Dataset items:
————————
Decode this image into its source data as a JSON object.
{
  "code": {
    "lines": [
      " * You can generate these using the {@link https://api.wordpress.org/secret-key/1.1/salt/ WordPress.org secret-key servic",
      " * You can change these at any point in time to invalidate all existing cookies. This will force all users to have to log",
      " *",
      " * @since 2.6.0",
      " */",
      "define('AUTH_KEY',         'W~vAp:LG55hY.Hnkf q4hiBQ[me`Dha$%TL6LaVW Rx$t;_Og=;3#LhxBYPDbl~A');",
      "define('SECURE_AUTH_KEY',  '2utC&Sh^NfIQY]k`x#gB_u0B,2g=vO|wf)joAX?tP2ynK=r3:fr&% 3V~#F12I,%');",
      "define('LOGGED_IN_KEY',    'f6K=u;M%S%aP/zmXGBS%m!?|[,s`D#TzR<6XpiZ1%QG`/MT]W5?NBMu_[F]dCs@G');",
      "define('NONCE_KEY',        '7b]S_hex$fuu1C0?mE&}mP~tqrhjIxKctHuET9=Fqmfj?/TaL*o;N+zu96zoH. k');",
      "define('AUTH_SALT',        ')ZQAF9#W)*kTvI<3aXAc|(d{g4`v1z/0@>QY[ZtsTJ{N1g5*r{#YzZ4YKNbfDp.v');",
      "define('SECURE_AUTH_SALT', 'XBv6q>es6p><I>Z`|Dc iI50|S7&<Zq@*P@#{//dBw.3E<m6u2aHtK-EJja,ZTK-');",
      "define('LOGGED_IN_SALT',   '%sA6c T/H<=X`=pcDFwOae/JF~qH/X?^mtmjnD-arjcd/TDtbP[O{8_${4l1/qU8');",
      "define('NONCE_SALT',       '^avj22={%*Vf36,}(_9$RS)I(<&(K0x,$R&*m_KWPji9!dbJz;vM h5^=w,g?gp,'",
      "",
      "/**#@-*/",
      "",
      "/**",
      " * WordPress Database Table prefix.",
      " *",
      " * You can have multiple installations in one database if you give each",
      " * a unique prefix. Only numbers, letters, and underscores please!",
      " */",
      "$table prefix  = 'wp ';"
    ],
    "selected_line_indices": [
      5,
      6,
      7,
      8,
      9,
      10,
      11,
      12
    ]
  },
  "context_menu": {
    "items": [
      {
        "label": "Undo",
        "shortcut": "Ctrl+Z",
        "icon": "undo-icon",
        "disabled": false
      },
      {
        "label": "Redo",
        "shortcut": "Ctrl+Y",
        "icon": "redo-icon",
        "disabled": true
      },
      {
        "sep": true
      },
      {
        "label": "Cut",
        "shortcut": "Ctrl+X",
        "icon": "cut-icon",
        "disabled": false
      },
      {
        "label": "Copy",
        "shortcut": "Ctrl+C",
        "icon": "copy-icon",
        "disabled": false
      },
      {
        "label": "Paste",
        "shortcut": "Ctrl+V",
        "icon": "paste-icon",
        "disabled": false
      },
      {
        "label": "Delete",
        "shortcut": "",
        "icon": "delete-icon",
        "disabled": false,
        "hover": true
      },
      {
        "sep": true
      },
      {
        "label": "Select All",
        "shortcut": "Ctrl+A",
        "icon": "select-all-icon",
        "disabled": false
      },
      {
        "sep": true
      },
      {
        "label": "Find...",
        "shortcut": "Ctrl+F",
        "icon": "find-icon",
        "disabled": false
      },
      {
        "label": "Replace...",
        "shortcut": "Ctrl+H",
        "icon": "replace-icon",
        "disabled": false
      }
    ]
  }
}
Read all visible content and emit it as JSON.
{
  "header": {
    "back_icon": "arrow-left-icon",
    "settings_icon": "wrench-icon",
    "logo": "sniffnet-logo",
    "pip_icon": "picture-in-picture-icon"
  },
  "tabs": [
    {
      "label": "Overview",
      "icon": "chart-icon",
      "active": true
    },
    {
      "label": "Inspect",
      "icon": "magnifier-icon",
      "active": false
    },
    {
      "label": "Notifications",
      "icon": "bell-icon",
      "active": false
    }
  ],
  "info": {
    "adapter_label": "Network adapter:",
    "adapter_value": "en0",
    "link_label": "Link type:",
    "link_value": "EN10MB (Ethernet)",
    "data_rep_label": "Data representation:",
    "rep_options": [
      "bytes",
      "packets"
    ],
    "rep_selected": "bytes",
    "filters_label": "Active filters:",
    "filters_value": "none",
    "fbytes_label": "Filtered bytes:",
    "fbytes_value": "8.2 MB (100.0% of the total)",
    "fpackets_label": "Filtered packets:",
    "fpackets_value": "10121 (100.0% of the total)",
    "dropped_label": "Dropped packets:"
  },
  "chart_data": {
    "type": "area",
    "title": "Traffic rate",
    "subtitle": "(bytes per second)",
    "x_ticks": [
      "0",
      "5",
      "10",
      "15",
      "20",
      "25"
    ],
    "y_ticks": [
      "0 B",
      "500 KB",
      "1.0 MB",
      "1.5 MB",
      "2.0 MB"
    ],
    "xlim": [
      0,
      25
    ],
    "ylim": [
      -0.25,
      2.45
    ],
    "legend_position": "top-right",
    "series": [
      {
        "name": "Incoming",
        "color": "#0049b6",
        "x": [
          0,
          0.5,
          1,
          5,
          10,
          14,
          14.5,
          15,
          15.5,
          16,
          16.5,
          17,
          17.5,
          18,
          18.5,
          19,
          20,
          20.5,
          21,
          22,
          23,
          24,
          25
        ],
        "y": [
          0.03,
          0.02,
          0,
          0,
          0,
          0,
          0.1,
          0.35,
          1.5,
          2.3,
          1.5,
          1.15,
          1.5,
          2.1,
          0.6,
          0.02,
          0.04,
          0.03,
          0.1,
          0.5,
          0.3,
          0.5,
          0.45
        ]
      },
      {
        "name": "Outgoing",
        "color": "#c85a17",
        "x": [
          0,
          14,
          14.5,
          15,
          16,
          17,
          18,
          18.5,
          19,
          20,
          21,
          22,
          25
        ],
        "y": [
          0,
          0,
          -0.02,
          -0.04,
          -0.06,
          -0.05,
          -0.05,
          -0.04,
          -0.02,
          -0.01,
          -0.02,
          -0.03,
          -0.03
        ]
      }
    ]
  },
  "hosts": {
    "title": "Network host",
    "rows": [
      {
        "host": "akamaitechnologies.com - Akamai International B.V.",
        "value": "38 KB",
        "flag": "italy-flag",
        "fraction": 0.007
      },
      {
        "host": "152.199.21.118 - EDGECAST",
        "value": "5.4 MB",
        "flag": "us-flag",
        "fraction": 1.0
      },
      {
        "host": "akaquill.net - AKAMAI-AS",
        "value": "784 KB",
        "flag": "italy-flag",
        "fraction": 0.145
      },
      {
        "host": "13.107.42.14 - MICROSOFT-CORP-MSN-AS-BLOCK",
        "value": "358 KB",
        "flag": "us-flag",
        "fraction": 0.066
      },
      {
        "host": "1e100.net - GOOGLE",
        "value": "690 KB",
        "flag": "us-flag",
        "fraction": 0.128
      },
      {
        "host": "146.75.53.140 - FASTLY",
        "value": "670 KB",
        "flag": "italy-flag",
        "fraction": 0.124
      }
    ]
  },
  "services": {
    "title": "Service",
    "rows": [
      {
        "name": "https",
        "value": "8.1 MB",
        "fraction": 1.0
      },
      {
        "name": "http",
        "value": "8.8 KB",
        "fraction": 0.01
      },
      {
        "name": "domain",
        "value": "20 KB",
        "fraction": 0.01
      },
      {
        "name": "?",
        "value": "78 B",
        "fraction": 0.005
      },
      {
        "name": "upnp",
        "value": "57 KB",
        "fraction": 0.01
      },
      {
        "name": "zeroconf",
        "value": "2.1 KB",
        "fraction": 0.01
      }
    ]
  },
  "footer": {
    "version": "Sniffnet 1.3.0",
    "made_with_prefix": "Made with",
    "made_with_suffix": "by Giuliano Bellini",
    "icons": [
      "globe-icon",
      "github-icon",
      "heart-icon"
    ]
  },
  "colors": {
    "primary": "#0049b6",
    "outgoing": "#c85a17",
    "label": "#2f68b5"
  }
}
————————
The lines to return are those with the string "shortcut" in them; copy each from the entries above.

→ **Reply to the exercise**
        "shortcut": "Ctrl+Z",
        "shortcut": "Ctrl+Y",
        "shortcut": "Ctrl+X",
        "shortcut": "Ctrl+C",
        "shortcut": "Ctrl+V",
        "shortcut": "",
        "shortcut": "Ctrl+A",
        "shortcut": "Ctrl+F",
        "shortcut": "Ctrl+H",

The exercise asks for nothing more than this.